Task item >> Leaving out all pictures, return the records word for word.

Stored items
◆ ◆ ◆ ◆ ◆ ◆ ◆
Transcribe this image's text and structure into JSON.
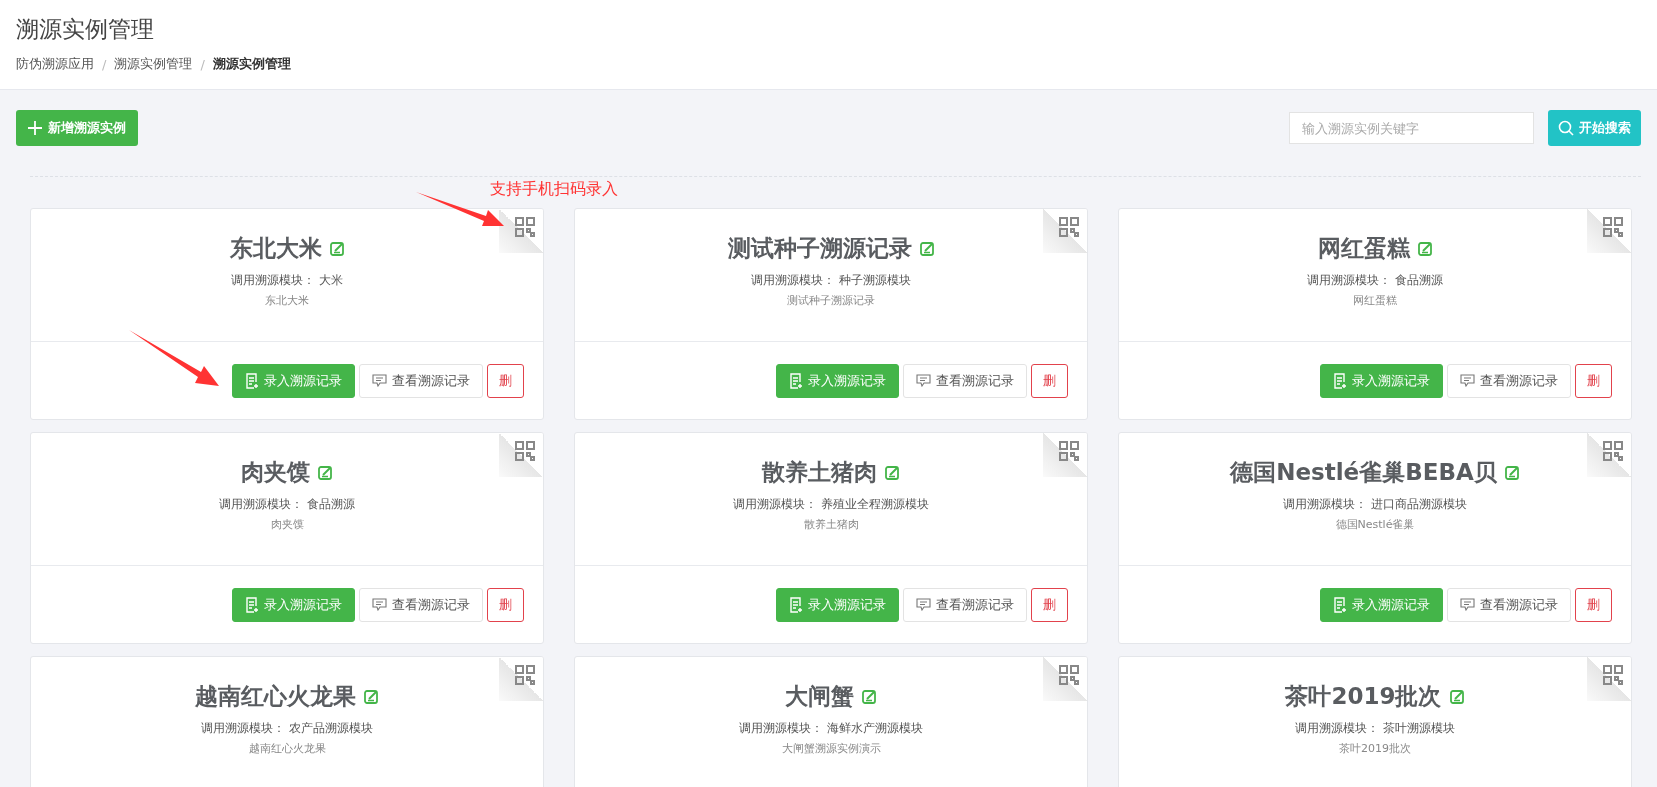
{
  "page_title": "溯源实例管理",
  "breadcrumb_separator": "/",
  "breadcrumb": [
    {
      "label": "防伪溯源应用",
      "current": false
    },
    {
      "label": "溯源实例管理",
      "current": false
    },
    {
      "label": "溯源实例管理",
      "current": true
    }
  ],
  "add_button": "新增溯源实例",
  "search": {
    "placeholder": "输入溯源实例关键字",
    "button": "开始搜索"
  },
  "annotation": "支持手机扫码录入",
  "cards": [
    {
      "title": "东北大米",
      "module": "调用溯源模块： 大米",
      "description": "东北大米",
      "actions": [
        {
          "kind": "primary",
          "label": "录入溯源记录"
        },
        {
          "kind": "default",
          "label": "查看溯源记录"
        },
        {
          "kind": "danger",
          "label": "删"
        }
      ]
    },
    {
      "title": "测试种子溯源记录",
      "module": "调用溯源模块： 种子溯源模块",
      "description": "测试种子溯源记录",
      "actions": [
        {
          "kind": "primary",
          "label": "录入溯源记录"
        },
        {
          "kind": "default",
          "label": "查看溯源记录"
        },
        {
          "kind": "danger",
          "label": "删"
        }
      ]
    },
    {
      "title": "网红蛋糕",
      "module": "调用溯源模块： 食品溯源",
      "description": "网红蛋糕",
      "actions": [
        {
          "kind": "primary",
          "label": "录入溯源记录"
        },
        {
          "kind": "default",
          "label": "查看溯源记录"
        },
        {
          "kind": "danger",
          "label": "删"
        }
      ]
    },
    {
      "title": "肉夹馍",
      "module": "调用溯源模块： 食品溯源",
      "description": "肉夹馍",
      "actions": [
        {
          "kind": "primary",
          "label": "录入溯源记录"
        },
        {
          "kind": "default",
          "label": "查看溯源记录"
        },
        {
          "kind": "danger",
          "label": "删"
        }
      ]
    },
    {
      "title": "散养土猪肉",
      "module": "调用溯源模块： 养殖业全程溯源模块",
      "description": "散养土猪肉",
      "actions": [
        {
          "kind": "primary",
          "label": "录入溯源记录"
        },
        {
          "kind": "default",
          "label": "查看溯源记录"
        },
        {
          "kind": "danger",
          "label": "删"
        }
      ]
    },
    {
      "title": "德国Nestlé雀巢BEBA贝",
      "module": "调用溯源模块： 进口商品溯源模块",
      "description": "德国Nestlé雀巢",
      "actions": [
        {
          "kind": "primary",
          "label": "录入溯源记录"
        },
        {
          "kind": "default",
          "label": "查看溯源记录"
        },
        {
          "kind": "danger",
          "label": "删"
        }
      ]
    },
    {
      "title": "越南红心火龙果",
      "module": "调用溯源模块： 农产品溯源模块",
      "description": "越南红心火龙果"
    },
    {
      "title": "大闸蟹",
      "module": "调用溯源模块： 海鲜水产溯源模块",
      "description": "大闸蟹溯源实例演示"
    },
    {
      "title": "茶叶2019批次",
      "module": "调用溯源模块： 茶叶溯源模块",
      "description": "茶叶2019批次"
    }
  ]
}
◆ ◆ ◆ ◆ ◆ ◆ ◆
Task result >>
Transcribe this image's text and structure into JSON.
{
  "page_title": "溯源实例管理",
  "breadcrumb_separator": "/",
  "breadcrumb": [
    {
      "label": "防伪溯源应用",
      "current": false
    },
    {
      "label": "溯源实例管理",
      "current": false
    },
    {
      "label": "溯源实例管理",
      "current": true
    }
  ],
  "add_button": "新增溯源实例",
  "search": {
    "placeholder": "输入溯源实例关键字",
    "button": "开始搜索"
  },
  "annotation": "支持手机扫码录入",
  "cards": [
    {
      "title": "东北大米",
      "module": "调用溯源模块： 大米",
      "description": "东北大米",
      "actions": [
        {
          "kind": "primary",
          "label": "录入溯源记录"
        },
        {
          "kind": "default",
          "label": "查看溯源记录"
        },
        {
          "kind": "danger",
          "label": "删"
        }
      ]
    },
    {
      "title": "测试种子溯源记录",
      "module": "调用溯源模块： 种子溯源模块",
      "description": "测试种子溯源记录",
      "actions": [
        {
          "kind": "primary",
          "label": "录入溯源记录"
        },
        {
          "kind": "default",
          "label": "查看溯源记录"
        },
        {
          "kind": "danger",
          "label": "删"
        }
      ]
    },
    {
      "title": "网红蛋糕",
      "module": "调用溯源模块： 食品溯源",
      "description": "网红蛋糕",
      "actions": [
        {
          "kind": "primary",
          "label": "录入溯源记录"
        },
        {
          "kind": "default",
          "label": "查看溯源记录"
        },
        {
          "kind": "danger",
          "label": "删"
        }
      ]
    },
    {
      "title": "肉夹馍",
      "module": "调用溯源模块： 食品溯源",
      "description": "肉夹馍",
      "actions": [
        {
          "kind": "primary",
          "label": "录入溯源记录"
        },
        {
          "kind": "default",
          "label": "查看溯源记录"
        },
        {
          "kind": "danger",
          "label": "删"
        }
      ]
    },
    {
      "title": "散养土猪肉",
      "module": "调用溯源模块： 养殖业全程溯源模块",
      "description": "散养土猪肉",
      "actions": [
        {
          "kind": "primary",
          "label": "录入溯源记录"
        },
        {
          "kind": "default",
          "label": "查看溯源记录"
        },
        {
          "kind": "danger",
          "label": "删"
        }
      ]
    },
    {
      "title": "德国Nestlé雀巢BEBA贝",
      "module": "调用溯源模块： 进口商品溯源模块",
      "description": "德国Nestlé雀巢",
      "actions": [
        {
          "kind": "primary",
          "label": "录入溯源记录"
        },
        {
          "kind": "default",
          "label": "查看溯源记录"
        },
        {
          "kind": "danger",
          "label": "删"
        }
      ]
    },
    {
      "title": "越南红心火龙果",
      "module": "调用溯源模块： 农产品溯源模块",
      "description": "越南红心火龙果"
    },
    {
      "title": "大闸蟹",
      "module": "调用溯源模块： 海鲜水产溯源模块",
      "description": "大闸蟹溯源实例演示"
    },
    {
      "title": "茶叶2019批次",
      "module": "调用溯源模块： 茶叶溯源模块",
      "description": "茶叶2019批次"
    }
  ]
}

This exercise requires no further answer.